Work instruction: Write out every line of the material exactly as it appears.

Data under study:

++++

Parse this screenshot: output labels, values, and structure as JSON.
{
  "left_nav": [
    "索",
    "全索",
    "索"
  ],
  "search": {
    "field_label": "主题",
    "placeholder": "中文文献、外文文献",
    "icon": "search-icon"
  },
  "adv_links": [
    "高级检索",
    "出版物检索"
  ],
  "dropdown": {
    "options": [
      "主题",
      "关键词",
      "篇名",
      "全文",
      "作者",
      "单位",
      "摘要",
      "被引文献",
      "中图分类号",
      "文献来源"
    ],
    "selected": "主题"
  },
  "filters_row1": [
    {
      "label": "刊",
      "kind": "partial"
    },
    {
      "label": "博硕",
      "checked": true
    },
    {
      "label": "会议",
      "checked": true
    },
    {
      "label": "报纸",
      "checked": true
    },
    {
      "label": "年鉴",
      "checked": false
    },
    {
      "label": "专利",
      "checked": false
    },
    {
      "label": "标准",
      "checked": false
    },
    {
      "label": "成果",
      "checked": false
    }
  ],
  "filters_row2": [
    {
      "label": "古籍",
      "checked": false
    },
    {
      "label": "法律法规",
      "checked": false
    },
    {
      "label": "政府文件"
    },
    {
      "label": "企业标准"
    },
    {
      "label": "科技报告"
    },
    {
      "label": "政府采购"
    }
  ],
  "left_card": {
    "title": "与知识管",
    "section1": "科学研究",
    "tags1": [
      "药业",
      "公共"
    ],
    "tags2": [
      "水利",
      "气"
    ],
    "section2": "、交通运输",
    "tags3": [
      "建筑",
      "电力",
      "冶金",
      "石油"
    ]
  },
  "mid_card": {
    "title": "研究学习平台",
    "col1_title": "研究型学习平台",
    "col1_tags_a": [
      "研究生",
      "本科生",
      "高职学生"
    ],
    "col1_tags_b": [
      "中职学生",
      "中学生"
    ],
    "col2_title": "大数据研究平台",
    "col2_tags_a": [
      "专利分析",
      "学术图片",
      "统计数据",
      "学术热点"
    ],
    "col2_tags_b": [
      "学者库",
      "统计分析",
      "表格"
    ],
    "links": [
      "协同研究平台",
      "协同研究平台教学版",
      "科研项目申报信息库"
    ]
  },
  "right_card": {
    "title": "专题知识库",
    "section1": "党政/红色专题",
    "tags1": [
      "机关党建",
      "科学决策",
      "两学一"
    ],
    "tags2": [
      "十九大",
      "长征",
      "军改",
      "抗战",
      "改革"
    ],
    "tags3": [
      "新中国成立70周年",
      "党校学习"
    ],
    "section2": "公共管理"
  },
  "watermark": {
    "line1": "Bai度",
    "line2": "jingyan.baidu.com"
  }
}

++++

Exercise solution:
Parse this screenshot: output labels, values, and structure as JSON.
{
  "left_nav": [
    "索",
    "全索",
    "索"
  ],
  "search": {
    "field_label": "主题",
    "placeholder": "中文文献、外文文献",
    "icon": "search-icon"
  },
  "adv_links": [
    "高级检索",
    "出版物检索"
  ],
  "dropdown": {
    "options": [
      "主题",
      "关键词",
      "篇名",
      "全文",
      "作者",
      "单位",
      "摘要",
      "被引文献",
      "中图分类号",
      "文献来源"
    ],
    "selected": "主题"
  },
  "filters_row1": [
    {
      "label": "刊",
      "kind": "partial"
    },
    {
      "label": "博硕",
      "checked": true
    },
    {
      "label": "会议",
      "checked": true
    },
    {
      "label": "报纸",
      "checked": true
    },
    {
      "label": "年鉴",
      "checked": false
    },
    {
      "label": "专利",
      "checked": false
    },
    {
      "label": "标准",
      "checked": false
    },
    {
      "label": "成果",
      "checked": false
    }
  ],
  "filters_row2": [
    {
      "label": "古籍",
      "checked": false
    },
    {
      "label": "法律法规",
      "checked": false
    },
    {
      "label": "政府文件"
    },
    {
      "label": "企业标准"
    },
    {
      "label": "科技报告"
    },
    {
      "label": "政府采购"
    }
  ],
  "left_card": {
    "title": "与知识管",
    "section1": "科学研究",
    "tags1": [
      "药业",
      "公共"
    ],
    "tags2": [
      "水利",
      "气"
    ],
    "section2": "、交通运输",
    "tags3": [
      "建筑",
      "电力",
      "冶金",
      "石油"
    ]
  },
  "mid_card": {
    "title": "研究学习平台",
    "col1_title": "研究型学习平台",
    "col1_tags_a": [
      "研究生",
      "本科生",
      "高职学生"
    ],
    "col1_tags_b": [
      "中职学生",
      "中学生"
    ],
    "col2_title": "大数据研究平台",
    "col2_tags_a": [
      "专利分析",
      "学术图片",
      "统计数据",
      "学术热点"
    ],
    "col2_tags_b": [
      "学者库",
      "统计分析",
      "表格"
    ],
    "links": [
      "协同研究平台",
      "协同研究平台教学版",
      "科研项目申报信息库"
    ]
  },
  "right_card": {
    "title": "专题知识库",
    "section1": "党政/红色专题",
    "tags1": [
      "机关党建",
      "科学决策",
      "两学一"
    ],
    "tags2": [
      "十九大",
      "长征",
      "军改",
      "抗战",
      "改革"
    ],
    "tags3": [
      "新中国成立70周年",
      "党校学习"
    ],
    "section2": "公共管理"
  },
  "watermark": {
    "line1": "Bai度",
    "line2": "jingyan.baidu.com"
  }
}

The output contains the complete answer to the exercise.